        });
    }
 
    public DelegateCommand ShowMessageCommand { get; private set; }
 
    public override void OnNavigatedTo(object navigationParameter, NavigationMode navigationMode, Dictionary<string, object> viewModelState)
    {
        base.OnNavigatedTo(navigationParameter, navigationMode, viewModelState);
        if (_sessionStateService.SessionState.ContainsKey("Person"))
        {
            LatestPerson = _sessionStateService.SessionState["Person"] as Person;
        }
    }
}

When the ShowMessageCommand is executed, other than just assigning a value to the LatestPerson property, we save it in the SessionState collection, simply by using the Add() method. Then, in the OnNavigatedTo() method (which we’ve discussed in the previous post and it’s triggered when the user navigates to the current page, also in case of resume), we can check if the SessionState contains the value we’ve previously saved, which is identified by the Person key. If it exists, we retrieve it and we assign it to the LatestPerson property, after performing a cast since the SessionState collection contain generic objects.

If you’ll try to execute the application, however, you’ll get an exception when the app is suspended: this happens because Person is a custom class, it’s not part of the Windows Runtime, so Prism doesn’t know how to handle it when it comes to save the state by serializing it. We can solve this problem by overriding a method in the App class called OnRegisterKnownTypesForSerialization(), in which we have to register, in the SessionStateService, every custom class we’re going to use in the application, like in the following sample:

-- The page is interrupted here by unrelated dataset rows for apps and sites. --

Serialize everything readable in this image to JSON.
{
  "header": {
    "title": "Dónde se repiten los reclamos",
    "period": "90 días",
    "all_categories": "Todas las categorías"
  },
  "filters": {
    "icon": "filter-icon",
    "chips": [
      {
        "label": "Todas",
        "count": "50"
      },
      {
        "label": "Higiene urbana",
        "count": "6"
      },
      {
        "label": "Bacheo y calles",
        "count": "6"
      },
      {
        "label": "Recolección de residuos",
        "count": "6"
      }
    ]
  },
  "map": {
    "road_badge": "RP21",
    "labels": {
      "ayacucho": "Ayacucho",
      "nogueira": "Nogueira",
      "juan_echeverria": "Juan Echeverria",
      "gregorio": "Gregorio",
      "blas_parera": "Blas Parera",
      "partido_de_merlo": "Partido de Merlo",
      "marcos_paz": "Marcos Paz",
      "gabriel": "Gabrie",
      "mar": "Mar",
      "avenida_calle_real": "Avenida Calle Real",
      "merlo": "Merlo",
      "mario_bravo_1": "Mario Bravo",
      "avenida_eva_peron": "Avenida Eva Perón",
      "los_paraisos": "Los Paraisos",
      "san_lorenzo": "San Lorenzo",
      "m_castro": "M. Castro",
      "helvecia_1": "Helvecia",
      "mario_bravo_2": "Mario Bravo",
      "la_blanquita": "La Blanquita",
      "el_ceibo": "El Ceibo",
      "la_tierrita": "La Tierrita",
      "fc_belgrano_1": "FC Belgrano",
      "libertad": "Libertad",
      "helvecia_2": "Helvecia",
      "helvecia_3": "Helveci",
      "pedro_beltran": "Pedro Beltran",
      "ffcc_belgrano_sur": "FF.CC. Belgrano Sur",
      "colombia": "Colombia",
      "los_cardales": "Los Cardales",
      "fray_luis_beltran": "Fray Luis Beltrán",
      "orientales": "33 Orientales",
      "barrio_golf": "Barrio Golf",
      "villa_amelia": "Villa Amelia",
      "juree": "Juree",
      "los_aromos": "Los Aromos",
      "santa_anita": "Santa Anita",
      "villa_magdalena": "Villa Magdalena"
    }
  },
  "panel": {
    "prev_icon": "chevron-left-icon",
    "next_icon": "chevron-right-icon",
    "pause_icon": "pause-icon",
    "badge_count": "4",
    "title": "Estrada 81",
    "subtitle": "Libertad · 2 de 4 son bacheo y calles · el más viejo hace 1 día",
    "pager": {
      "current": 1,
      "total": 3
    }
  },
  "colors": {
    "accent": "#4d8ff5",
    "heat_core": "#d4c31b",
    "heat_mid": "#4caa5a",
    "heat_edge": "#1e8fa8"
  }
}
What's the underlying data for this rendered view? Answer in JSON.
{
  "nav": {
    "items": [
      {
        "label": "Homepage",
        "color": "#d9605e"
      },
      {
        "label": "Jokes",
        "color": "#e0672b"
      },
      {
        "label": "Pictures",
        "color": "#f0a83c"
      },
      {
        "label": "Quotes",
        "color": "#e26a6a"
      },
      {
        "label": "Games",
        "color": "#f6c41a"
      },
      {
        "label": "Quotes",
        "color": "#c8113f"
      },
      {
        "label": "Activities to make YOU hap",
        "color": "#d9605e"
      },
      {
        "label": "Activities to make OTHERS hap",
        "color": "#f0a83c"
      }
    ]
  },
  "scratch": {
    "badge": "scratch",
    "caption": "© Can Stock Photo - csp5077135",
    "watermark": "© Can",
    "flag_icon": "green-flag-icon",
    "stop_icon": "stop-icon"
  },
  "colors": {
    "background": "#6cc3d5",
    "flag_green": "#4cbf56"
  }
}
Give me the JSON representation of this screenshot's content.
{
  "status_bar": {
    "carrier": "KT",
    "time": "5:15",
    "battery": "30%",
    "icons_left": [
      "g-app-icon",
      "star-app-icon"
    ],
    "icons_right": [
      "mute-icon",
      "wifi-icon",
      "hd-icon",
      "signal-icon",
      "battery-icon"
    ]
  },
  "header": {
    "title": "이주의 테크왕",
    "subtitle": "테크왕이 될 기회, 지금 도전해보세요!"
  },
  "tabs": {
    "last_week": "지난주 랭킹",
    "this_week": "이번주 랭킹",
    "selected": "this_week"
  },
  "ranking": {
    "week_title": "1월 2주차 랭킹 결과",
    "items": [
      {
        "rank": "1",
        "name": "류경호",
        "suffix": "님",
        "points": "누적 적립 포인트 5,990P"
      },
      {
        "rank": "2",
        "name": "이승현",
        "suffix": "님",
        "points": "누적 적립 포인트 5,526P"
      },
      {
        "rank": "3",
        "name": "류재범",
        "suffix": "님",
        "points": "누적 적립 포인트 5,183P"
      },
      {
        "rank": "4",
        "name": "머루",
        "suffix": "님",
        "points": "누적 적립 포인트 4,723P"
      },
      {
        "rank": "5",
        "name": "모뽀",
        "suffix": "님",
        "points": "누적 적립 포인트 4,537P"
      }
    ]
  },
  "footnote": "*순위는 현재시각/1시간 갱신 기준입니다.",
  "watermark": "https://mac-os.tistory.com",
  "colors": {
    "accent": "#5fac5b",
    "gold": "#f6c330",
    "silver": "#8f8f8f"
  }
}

protected override void OnRegisterKnownTypesForSerialization()
{
    base.OnRegisterKnownTypesForSerialization();
    SessionStateService.RegisterKnownType(typeof(Person));
}

We simply call the RegisterKnownType() method, passing as parameter the class’ type (in this case, Person).

That’s all! Now, if you launch the application and, again, by simulating the termination using the Suspend and shutdown option in Visual Studio, you’ll notice that both the simple properties (Name and Surname) and the complex one (LatestPerson) we’ll be correctly restored.

Wrapping up

As usual, you can find the sample project used for this post on GitHub at https://github.com/qmatteoq/Prism-UniversalSample

Build and launch faster with Okta’s user management API. Register today for the free forever developer edition!

Topics:

Published at DZone with permission of Matteo Pagani, DZone MVB. See the original article here.

Opinions expressed by DZone contributors are their own.

THE DZONE NEWSLETTER

Dev Resources & Solutions Straight to Your Inbox

Thanks for subscribing!

Awesome! Check your inbox to verify your email so you can start receiving the latest in tech news and resources.

X

{{ parent.title || parent.header.title}}

{{ parent.tldr }}

{{ parent.urlSource.name }}